Brian E. McGeeney, MD, MPH, is a neurologist and Assistant Professor of Neurology at Boston University School of Medicine. He walks the delicate line of treating patients who suffer from cluster headaches. “I’m not promoting [psychedelics] to patients,” he stresses. “I am open to discussing it with patients. But it’s their decision to use it or not.”
But, what makes him a sought-after doctor in the community? “I don’t freak out like a lot of other folks” when the topic of psychedelics comes up, remembering that, “We have First Amendment protection.”
McGeeney says that cluster headaches are a “disorder that destroys people emotionally. The use of hallucinogens gives them a break, which they wouldn’t otherwise get. Many feel ignored or let down by the medical community. Physicians lose interest in them as treatments don’t work. The use of [psychedelics] is a last resort.”
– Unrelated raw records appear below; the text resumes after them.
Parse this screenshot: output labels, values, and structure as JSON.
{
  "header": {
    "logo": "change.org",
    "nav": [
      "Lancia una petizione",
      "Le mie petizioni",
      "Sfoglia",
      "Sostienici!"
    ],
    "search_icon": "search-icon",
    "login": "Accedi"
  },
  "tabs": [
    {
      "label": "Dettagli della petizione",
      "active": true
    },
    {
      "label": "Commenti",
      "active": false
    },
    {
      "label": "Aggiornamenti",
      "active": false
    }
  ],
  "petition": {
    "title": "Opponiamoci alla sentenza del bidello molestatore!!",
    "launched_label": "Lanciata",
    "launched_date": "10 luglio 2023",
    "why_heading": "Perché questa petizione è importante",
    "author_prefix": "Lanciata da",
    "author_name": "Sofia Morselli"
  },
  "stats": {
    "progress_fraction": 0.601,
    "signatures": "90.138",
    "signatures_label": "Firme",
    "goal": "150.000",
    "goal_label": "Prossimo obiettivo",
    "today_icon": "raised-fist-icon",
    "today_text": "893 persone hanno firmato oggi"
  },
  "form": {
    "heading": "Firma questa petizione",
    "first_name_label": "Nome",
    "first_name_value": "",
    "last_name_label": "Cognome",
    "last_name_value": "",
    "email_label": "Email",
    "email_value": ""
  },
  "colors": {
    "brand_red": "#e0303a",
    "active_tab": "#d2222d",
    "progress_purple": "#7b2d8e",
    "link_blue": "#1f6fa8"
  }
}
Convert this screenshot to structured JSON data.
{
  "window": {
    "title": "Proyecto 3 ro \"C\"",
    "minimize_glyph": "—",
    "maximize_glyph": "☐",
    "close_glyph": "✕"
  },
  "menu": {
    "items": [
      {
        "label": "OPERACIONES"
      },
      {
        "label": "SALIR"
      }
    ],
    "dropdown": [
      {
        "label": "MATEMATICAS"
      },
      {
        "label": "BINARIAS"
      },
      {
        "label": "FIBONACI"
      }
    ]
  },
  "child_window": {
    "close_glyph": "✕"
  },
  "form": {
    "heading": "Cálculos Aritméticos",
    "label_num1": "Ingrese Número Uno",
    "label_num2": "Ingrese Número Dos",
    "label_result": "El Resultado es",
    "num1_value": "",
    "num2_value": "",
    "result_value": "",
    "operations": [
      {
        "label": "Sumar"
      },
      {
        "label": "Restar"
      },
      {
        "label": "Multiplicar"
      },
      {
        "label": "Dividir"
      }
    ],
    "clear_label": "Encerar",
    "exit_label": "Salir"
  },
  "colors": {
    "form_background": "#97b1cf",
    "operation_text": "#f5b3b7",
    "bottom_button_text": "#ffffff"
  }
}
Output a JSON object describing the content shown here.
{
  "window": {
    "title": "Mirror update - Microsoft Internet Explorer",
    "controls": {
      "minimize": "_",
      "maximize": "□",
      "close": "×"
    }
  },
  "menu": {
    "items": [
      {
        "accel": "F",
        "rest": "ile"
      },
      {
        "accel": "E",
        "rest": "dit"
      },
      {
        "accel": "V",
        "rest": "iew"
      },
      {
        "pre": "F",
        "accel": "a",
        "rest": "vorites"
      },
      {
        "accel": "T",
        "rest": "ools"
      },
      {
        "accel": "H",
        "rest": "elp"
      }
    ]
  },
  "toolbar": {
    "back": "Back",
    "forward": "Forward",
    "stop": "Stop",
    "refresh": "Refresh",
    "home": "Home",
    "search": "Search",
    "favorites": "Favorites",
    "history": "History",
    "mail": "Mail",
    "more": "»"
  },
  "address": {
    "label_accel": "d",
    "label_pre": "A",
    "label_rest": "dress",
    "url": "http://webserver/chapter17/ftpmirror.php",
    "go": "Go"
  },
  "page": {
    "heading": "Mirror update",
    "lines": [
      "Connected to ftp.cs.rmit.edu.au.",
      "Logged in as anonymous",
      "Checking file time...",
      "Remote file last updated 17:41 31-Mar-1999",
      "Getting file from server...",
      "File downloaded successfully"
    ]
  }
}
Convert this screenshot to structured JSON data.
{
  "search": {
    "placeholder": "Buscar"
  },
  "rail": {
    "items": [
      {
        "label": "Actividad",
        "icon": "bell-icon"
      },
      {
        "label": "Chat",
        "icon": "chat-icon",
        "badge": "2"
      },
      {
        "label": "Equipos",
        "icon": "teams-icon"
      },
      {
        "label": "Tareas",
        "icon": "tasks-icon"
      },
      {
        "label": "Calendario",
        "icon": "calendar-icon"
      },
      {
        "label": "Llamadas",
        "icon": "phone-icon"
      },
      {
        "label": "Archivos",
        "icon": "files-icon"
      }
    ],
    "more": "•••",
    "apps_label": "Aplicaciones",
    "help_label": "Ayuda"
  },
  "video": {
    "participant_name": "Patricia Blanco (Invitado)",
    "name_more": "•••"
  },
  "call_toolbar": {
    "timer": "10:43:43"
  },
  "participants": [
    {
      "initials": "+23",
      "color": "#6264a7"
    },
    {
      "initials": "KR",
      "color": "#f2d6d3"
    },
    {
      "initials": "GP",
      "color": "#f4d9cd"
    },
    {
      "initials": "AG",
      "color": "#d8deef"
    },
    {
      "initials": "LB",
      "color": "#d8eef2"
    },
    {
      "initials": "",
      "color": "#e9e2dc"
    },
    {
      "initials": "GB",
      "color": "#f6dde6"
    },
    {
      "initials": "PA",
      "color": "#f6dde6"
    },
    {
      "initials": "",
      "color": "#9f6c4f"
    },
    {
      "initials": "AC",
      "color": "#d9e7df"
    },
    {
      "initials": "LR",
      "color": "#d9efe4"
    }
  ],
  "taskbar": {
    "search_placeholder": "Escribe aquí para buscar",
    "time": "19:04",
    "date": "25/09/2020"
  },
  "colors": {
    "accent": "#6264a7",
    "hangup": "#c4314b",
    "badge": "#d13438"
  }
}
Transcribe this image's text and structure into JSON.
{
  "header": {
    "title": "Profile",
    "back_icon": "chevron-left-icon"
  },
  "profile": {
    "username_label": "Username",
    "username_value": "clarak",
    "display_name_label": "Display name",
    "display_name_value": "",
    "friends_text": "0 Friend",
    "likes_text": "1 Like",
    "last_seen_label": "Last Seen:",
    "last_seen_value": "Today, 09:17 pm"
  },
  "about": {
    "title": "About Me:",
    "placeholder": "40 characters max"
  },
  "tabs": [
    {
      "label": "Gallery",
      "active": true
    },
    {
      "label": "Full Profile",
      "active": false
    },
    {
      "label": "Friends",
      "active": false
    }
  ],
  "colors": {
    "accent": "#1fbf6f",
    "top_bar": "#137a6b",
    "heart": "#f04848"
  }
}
“Sometimes our standard medical treatments don’t work,” he continues. “And there’s a lot of bitterness among patients for lack of help from regular health care professionals.”
“As physicians, we don’t want to be accused of wrong-doing, promoting illegal activity,” McGeeney says. “Physicians get scared about what the drug interactions might be. And then physicians might be conflicted about what to put down in the medical records, because if they put down what is happening, will that be used against them at some point in time? We want to walk a fine line between not pushing that [therapy] on anybody, but be understanding and helpful and act as a resource for patients who are pursing [that type of solution].”
“It’s such a pity that we don’t have good evidence behind this, because of its scheduled nature,” McGeeney says.
McGeeney also sees potential treatment for migraines, “to a variable extent… It hasn’t been looked at all. If it works for cluster, what about the common headache?”
Halpern echoes the potential too, “This drug [2-Bromo-LSD] could be a blockbuster, just for cluster headache, but what if it turns out it’s good for migraines too?”
“We’ve come a long way,” says Wold. “When I first started ClusterBusters, I couldn’t even get doctors to return an email if it included ‘psilocybin’ in the email. I don’t have that problem anymore. We’re accepted as members of the biggest headache societies and medical groups. They’re coming to our conferences and making presentations and they’re interested in what we’re doing.”
“When I see people committing suicide because they don’t have anything to treat their headaches, it’s amazing to me that anyone would keep an option from someone at that point,” says Wold.
And while the plea for research thumps louder in the cluster headache community, Halpern, (whose company, Entheogen Corp, holds the patent on the non-psychedelic 2-Bromo-LSD) is left with one observation.
“In the absence of fact, fear can reign.”